> WHAT IS NEEDED: Copy every line from the material below that holds "third".

◇ ◇ ◇ ◇

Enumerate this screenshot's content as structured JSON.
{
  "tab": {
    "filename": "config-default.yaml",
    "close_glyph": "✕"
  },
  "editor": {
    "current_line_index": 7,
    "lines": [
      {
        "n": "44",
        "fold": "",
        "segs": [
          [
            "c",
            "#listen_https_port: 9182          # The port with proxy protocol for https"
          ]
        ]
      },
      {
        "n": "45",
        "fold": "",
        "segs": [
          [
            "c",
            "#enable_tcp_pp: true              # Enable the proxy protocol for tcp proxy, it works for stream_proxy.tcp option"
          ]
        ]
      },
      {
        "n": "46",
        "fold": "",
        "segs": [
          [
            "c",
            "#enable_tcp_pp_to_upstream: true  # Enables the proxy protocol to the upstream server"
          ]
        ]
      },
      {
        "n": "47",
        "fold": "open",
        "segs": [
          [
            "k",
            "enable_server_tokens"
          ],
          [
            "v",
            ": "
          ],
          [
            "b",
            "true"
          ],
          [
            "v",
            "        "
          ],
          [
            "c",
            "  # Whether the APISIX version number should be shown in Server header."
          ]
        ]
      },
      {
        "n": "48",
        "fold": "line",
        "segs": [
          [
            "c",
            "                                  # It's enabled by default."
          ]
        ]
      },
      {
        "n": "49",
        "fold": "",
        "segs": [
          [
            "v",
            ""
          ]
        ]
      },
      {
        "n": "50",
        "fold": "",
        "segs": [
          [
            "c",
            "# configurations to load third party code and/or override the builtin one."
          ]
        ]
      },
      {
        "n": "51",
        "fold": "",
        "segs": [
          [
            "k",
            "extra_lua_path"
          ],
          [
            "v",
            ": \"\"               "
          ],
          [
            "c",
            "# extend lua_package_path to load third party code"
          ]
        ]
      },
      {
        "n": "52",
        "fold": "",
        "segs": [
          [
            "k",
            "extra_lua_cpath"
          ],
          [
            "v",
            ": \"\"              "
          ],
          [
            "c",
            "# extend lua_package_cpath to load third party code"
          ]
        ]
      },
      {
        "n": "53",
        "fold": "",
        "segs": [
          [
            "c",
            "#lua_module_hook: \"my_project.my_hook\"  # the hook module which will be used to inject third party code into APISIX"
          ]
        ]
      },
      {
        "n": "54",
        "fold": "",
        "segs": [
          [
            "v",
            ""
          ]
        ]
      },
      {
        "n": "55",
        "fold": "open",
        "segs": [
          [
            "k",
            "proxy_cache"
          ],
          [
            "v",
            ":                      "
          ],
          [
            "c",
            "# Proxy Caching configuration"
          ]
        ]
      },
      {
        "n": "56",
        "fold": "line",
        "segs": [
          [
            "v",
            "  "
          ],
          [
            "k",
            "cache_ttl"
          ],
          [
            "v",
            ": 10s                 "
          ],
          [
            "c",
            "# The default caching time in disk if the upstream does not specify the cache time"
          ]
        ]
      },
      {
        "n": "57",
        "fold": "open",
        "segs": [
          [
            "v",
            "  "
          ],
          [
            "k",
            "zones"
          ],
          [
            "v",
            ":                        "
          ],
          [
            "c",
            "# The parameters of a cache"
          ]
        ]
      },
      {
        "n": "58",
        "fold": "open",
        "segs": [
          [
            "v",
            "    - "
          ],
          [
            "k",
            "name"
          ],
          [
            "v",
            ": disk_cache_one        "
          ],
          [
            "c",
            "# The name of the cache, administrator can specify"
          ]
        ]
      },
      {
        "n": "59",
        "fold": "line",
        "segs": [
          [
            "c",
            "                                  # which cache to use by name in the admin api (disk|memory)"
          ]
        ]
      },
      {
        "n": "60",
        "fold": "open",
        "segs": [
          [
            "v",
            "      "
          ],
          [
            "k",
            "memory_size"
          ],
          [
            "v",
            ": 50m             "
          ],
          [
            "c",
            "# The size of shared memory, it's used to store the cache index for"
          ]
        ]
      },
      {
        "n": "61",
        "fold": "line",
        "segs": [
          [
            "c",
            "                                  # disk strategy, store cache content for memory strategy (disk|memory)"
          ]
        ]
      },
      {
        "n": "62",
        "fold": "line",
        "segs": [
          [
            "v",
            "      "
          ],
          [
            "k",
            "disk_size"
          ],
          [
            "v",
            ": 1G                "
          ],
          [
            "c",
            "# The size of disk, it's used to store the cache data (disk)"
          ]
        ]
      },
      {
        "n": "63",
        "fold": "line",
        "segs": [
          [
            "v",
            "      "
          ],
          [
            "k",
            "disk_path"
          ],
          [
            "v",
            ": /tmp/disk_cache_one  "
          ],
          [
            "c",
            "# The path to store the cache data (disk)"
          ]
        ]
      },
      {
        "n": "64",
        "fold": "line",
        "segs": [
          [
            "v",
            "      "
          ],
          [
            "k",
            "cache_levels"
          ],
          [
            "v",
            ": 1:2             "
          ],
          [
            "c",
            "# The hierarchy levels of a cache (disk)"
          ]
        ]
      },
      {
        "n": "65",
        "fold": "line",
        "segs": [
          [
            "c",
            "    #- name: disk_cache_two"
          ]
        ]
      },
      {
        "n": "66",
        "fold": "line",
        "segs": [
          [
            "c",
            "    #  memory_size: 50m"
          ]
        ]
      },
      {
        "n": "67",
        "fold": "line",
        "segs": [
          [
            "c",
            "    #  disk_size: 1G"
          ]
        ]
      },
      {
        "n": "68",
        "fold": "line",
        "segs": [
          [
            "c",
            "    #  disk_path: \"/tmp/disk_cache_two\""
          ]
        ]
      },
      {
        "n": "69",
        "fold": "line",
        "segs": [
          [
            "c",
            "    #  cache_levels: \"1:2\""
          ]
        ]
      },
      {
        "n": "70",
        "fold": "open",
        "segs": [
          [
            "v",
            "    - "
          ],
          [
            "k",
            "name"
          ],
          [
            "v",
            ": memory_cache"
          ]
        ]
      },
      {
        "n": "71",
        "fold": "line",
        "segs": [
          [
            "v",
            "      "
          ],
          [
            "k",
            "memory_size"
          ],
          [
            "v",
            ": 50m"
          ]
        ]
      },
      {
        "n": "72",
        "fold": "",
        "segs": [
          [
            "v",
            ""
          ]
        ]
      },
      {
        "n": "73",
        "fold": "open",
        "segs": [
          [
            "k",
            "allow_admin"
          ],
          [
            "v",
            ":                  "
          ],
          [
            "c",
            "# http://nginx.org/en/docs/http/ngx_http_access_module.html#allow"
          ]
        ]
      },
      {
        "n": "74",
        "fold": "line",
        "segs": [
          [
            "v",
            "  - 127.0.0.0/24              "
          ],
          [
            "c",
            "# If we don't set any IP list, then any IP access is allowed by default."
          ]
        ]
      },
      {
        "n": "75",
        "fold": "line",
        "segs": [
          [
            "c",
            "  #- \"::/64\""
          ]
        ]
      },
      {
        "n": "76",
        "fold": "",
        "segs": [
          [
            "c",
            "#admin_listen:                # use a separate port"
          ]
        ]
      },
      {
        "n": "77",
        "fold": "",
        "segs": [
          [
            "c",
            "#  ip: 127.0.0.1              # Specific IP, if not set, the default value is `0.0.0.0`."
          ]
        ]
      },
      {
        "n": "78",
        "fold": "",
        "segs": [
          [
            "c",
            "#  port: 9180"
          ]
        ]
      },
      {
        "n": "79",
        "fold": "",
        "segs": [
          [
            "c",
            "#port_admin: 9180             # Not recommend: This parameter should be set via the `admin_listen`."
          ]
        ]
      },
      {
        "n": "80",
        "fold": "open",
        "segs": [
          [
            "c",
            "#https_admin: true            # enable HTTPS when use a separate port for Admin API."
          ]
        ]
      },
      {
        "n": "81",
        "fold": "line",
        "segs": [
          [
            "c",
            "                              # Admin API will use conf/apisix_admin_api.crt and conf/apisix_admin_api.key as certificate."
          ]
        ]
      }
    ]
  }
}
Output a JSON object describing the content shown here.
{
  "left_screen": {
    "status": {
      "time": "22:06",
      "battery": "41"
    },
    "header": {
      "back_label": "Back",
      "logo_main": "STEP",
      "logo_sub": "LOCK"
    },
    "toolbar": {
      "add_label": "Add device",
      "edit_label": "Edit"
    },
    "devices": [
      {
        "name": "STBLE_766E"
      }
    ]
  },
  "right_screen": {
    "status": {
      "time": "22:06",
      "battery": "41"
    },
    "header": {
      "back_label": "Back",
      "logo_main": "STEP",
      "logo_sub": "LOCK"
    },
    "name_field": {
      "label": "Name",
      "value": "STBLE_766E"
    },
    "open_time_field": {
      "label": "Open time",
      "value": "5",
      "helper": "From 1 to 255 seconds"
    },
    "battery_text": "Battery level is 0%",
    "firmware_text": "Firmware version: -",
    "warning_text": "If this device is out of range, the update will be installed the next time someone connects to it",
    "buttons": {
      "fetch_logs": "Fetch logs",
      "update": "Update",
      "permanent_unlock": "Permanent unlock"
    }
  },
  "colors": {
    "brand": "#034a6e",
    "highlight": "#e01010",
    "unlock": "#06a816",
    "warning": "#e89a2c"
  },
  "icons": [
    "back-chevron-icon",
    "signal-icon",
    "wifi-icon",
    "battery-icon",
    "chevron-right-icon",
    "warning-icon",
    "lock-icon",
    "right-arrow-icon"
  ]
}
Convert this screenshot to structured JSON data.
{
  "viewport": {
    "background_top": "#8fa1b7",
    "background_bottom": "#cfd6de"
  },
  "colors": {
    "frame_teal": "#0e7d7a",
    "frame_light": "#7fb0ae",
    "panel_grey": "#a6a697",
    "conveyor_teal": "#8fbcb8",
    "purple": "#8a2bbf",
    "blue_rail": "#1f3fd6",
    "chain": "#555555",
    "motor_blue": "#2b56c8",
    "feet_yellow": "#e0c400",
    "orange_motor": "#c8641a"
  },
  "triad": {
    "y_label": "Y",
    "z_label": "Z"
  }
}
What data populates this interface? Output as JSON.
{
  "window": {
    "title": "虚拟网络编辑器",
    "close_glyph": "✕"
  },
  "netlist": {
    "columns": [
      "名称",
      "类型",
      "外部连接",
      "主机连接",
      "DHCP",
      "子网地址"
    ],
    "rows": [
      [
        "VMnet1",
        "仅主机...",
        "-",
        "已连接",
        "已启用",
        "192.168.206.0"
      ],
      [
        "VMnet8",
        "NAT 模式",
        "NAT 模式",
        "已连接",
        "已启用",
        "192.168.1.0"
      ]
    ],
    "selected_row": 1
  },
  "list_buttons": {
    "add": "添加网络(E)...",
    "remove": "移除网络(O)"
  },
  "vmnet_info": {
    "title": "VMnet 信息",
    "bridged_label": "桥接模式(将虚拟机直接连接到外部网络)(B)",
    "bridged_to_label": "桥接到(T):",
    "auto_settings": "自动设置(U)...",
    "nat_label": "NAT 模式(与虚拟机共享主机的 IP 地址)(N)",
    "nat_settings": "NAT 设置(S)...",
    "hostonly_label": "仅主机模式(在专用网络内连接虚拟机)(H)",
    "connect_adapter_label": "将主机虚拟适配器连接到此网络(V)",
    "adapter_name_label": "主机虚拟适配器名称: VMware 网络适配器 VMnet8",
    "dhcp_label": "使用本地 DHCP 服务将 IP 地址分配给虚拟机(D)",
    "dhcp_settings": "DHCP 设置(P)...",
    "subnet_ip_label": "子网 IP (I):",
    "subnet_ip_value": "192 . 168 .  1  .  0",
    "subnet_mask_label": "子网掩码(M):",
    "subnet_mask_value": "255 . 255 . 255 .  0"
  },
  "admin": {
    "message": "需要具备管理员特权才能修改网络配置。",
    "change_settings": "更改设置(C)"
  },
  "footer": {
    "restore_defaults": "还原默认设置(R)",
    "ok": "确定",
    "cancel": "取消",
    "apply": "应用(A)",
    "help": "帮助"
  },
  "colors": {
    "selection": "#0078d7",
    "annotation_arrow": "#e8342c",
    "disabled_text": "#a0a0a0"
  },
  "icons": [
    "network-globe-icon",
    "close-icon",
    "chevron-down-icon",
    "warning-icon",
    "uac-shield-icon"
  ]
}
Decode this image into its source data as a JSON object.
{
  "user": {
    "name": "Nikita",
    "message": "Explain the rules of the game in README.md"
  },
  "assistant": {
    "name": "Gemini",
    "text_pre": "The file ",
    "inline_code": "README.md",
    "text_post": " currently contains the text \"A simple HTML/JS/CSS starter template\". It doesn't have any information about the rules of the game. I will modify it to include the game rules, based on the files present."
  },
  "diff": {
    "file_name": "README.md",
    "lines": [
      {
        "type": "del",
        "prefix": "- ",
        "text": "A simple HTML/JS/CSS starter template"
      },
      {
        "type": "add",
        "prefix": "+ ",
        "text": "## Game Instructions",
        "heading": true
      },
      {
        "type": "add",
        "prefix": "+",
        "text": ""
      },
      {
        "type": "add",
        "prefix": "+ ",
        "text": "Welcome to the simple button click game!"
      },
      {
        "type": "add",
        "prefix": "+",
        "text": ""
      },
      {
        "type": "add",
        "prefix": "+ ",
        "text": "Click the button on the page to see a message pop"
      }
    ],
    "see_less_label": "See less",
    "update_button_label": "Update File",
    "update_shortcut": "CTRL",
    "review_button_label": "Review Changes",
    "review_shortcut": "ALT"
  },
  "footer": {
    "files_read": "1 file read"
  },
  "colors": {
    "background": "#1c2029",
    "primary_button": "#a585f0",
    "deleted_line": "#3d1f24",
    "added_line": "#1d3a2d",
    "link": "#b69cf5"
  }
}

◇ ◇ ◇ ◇

> TASK RESULT:
            "# configurations to load third party code and/or override the builtin one."
            "# extend lua_package_path to load third party code"
            "# extend lua_package_cpath to load third party code"
            "#lua_module_hook: \"my_project.my_hook\"  # the hook module which will be used to inject third party code into APISIX"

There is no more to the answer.